Task goal:
Going through the entries below, copy out each line that contains "кошика".
== Supplied material
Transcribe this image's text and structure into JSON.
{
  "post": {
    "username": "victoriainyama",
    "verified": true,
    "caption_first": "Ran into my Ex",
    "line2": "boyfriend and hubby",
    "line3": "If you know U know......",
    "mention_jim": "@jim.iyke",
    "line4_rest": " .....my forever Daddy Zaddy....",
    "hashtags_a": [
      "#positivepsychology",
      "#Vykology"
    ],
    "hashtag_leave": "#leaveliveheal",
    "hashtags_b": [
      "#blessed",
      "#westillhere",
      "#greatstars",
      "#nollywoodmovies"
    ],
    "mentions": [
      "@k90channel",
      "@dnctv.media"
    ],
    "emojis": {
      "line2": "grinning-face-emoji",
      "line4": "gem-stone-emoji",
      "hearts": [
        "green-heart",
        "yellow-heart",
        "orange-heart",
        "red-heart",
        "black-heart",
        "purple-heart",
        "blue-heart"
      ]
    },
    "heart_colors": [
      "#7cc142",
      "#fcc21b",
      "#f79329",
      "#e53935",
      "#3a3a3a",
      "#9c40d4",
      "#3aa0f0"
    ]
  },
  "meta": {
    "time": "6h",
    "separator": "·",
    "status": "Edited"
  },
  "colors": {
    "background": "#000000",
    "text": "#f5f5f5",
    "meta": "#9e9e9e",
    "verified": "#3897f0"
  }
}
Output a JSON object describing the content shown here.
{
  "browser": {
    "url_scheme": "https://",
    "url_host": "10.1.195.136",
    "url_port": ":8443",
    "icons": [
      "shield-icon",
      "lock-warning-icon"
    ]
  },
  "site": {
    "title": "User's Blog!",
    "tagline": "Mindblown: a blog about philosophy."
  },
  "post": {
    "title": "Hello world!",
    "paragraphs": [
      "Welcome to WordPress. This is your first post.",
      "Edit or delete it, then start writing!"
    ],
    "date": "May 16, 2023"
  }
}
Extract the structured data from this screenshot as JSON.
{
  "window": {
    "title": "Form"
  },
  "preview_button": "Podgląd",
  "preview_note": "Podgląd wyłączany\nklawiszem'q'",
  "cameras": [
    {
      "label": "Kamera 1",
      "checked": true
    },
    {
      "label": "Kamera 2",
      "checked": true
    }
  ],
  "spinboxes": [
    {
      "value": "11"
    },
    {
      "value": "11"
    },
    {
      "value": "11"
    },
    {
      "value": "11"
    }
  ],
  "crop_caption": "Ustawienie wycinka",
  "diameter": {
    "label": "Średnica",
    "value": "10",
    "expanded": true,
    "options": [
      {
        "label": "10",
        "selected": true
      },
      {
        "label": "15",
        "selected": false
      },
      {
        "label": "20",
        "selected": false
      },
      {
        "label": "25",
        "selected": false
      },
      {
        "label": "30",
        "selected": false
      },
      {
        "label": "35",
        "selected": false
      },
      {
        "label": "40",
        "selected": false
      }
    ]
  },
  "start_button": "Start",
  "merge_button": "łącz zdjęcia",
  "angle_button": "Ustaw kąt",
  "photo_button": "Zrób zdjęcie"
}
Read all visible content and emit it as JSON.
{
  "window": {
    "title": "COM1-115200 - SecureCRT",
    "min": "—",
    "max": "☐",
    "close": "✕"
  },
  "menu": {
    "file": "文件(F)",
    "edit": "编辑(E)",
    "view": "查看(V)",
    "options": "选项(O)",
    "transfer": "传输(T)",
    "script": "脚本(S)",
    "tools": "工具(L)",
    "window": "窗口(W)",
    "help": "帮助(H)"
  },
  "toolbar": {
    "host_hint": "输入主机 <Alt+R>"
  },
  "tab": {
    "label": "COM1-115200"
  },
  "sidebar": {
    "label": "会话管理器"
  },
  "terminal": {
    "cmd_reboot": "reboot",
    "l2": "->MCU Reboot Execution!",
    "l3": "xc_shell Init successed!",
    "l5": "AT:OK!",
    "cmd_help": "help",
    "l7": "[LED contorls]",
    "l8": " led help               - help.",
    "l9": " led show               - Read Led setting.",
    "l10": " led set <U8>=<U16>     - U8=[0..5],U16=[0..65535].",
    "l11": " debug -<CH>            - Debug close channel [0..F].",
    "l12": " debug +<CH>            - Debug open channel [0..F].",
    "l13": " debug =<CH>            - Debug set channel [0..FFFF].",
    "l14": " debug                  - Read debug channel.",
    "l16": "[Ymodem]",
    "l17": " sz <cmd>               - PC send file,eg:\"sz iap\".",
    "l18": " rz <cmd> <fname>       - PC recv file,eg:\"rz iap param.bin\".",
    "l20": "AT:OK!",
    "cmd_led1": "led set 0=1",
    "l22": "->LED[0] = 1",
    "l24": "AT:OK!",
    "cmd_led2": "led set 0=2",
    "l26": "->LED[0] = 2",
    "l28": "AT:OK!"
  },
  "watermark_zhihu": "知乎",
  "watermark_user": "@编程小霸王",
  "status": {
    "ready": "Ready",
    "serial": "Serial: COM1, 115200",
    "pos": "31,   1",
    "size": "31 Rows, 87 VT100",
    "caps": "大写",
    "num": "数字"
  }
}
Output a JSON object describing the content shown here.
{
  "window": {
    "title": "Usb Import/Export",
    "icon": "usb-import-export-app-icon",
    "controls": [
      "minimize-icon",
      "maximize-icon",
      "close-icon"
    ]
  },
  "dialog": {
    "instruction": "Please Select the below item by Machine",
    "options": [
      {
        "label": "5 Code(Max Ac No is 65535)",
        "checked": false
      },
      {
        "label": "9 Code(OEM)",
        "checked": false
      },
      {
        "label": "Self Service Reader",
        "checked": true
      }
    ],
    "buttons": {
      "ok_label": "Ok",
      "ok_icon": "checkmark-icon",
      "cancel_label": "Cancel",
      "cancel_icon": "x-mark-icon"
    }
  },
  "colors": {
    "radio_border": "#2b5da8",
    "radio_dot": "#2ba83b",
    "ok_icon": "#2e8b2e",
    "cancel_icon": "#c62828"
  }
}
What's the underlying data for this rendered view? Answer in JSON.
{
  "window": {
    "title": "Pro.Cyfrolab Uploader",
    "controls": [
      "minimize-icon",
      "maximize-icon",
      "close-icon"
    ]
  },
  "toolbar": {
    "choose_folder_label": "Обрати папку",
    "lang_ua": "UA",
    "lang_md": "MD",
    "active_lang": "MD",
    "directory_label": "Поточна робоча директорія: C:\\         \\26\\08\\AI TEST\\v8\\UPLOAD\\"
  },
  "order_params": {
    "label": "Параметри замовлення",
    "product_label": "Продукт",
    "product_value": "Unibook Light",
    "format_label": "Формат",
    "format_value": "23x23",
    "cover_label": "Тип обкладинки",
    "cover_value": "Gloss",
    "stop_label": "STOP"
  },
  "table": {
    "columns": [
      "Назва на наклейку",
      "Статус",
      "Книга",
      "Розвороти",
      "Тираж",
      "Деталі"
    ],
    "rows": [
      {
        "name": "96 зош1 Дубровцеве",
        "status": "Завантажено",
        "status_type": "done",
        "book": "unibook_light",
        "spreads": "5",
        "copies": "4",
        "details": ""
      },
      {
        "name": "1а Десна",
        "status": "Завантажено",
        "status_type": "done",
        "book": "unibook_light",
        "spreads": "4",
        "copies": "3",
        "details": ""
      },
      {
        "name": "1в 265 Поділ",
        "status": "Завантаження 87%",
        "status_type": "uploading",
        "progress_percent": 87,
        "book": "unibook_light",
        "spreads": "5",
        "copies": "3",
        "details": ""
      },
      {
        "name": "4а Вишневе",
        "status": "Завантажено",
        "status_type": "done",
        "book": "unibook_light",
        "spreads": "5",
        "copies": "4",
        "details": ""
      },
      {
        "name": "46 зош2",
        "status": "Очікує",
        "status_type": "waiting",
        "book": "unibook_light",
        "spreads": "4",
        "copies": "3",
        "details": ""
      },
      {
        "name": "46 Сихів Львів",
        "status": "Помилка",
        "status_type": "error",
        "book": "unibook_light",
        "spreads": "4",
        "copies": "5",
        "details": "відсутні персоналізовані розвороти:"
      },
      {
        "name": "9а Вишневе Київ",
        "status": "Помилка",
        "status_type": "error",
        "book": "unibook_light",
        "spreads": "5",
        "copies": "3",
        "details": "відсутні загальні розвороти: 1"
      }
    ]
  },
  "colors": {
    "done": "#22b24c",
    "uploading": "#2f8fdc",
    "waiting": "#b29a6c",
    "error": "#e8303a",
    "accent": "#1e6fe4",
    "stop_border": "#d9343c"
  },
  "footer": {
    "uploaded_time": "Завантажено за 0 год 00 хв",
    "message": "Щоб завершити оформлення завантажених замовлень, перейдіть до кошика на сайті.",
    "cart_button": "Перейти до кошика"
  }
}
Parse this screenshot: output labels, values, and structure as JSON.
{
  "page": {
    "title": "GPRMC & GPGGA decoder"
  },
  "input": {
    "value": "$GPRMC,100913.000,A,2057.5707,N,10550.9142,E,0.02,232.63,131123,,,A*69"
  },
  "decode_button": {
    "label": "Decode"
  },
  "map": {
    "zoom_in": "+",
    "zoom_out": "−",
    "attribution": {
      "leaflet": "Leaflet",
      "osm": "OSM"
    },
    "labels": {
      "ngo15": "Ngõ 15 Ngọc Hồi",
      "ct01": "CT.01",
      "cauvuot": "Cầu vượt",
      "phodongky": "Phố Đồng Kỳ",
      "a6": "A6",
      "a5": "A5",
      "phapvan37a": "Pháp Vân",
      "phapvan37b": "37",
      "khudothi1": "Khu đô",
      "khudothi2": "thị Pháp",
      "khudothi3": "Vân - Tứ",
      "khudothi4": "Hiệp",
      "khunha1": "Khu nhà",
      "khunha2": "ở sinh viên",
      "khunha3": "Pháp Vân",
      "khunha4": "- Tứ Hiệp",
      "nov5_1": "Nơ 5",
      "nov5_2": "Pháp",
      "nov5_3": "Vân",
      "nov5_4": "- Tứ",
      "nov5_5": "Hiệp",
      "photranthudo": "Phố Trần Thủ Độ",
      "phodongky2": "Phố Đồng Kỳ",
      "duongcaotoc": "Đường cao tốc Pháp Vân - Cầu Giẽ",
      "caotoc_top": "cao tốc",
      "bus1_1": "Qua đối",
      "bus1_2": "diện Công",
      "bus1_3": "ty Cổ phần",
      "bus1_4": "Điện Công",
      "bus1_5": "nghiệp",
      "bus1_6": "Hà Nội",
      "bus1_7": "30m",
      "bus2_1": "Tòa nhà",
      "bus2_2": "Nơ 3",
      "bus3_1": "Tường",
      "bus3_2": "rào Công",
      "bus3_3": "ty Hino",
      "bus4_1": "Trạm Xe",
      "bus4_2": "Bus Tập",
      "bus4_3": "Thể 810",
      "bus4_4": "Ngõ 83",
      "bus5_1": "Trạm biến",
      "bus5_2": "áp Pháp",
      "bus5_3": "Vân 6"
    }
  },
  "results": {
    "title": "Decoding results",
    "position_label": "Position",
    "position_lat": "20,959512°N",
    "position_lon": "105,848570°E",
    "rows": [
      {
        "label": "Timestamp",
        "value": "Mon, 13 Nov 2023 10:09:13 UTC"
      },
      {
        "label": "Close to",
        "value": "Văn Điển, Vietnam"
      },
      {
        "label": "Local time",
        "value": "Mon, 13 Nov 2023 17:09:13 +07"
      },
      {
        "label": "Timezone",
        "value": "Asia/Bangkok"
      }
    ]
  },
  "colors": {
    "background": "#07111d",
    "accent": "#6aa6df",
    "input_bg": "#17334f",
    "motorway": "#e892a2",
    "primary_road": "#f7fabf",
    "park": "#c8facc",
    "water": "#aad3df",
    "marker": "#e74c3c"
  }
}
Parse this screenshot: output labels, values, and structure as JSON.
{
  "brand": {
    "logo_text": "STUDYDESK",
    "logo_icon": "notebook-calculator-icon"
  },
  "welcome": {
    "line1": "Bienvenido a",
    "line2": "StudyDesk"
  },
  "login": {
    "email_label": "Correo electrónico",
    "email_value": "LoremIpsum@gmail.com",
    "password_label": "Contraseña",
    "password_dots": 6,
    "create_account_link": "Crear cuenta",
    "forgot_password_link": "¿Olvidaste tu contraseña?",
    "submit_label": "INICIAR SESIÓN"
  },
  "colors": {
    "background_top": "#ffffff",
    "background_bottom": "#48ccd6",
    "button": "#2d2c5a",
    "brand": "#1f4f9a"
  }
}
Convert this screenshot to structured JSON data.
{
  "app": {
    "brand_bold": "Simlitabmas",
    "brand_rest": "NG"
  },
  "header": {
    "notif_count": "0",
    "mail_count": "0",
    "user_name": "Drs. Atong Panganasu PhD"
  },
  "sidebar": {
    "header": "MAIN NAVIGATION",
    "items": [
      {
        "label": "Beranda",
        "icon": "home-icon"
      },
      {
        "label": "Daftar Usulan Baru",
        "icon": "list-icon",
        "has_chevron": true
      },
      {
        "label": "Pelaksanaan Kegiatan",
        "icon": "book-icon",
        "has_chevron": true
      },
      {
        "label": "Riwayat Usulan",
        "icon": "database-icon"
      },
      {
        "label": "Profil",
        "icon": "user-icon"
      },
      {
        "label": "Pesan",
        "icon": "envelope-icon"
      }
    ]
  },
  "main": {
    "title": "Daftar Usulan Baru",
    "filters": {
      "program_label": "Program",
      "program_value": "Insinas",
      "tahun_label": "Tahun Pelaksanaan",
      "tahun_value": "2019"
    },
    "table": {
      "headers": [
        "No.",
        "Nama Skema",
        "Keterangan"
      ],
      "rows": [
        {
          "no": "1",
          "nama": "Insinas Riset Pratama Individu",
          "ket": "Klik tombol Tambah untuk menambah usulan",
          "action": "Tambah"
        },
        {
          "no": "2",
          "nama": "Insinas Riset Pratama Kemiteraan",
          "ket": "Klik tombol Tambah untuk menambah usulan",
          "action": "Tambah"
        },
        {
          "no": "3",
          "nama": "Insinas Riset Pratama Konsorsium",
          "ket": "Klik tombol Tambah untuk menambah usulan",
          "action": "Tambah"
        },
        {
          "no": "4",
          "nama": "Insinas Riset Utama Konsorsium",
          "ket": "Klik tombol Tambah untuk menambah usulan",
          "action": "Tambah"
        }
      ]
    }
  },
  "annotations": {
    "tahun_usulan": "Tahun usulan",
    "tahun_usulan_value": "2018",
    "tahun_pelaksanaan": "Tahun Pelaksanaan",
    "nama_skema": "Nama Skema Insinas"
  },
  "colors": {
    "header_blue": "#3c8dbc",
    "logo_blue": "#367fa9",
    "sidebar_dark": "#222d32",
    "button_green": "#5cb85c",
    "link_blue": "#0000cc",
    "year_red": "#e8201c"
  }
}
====
Solution to the problem:
    "message": "Щоб завершити оформлення завантажених замовлень, перейдіть до кошика на сайті.",
    "cart_button": "Перейти до кошика"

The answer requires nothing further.